The aim of this study is to characterize the prevalence and seasonal variation of hypovitaminosis D and its relationship to bone metabolism in healthy Hungarian men over 50 years of age.
We determined levels of 25-hydroxyvitamin D (25-OH-D), PTH, osteocalcin (OC), C-terminal telopeptides of type-I collagen (CTX-I), procollagen type 1 amino-terminal propeptide (PINP), BMD at L1–L4 (LS) and femur neck (FN), daily dietary calcium intake, and the 10-year probability of hip fracture and a major osteoporotic fracture using the country-specific FRAX algorithm in 206 randomly selected ambulatory men.
The mean (range) age of the volunteers was 60 (51–81) years. The prevalence of hypovitaminosis D (25-OH-D, <75 nmol/L) was 52.9%. The prevalence of low (T-score < −1.0) BMD at the FN and LS was 45% and 35.4%, respectively. The mean (range) FRAX hip fracture and FRAX major osteoporotic fracture was 0.8% (0–9.4%) and 3.8% (1.7–16%), respectively. On comparing the vitamin D sufficient to the insufficient group, there was a statistically significant difference between the FRAX hip fracture and FRAX major osteoporotic fracture indexes. There was significant seasonal variation in the vitamin D levels; the lowest levels were measured in winter and the highest in summer.
A high prevalence of hypovitaminosis D and low BMD were observed in the studied Hungarian male population.
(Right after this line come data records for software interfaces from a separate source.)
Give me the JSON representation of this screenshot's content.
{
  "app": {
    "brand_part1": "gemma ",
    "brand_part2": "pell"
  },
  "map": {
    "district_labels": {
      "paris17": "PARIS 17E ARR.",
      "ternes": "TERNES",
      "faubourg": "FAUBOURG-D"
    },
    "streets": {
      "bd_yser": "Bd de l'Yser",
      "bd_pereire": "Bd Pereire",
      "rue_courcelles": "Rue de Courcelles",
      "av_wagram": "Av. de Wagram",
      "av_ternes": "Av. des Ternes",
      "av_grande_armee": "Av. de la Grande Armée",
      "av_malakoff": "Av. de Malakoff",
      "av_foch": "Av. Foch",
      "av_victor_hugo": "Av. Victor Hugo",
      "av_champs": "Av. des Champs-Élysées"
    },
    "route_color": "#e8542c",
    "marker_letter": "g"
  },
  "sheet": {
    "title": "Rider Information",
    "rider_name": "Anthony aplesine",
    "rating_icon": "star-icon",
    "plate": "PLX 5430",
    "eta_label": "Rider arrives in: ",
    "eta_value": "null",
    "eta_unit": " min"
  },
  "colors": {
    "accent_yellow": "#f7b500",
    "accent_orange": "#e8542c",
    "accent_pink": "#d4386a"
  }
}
This is the first study reporting higher 10-year hip and major osteoporotic fracture probability using the country-specific FRAX algorithm in individuals with hypovitaminosis D.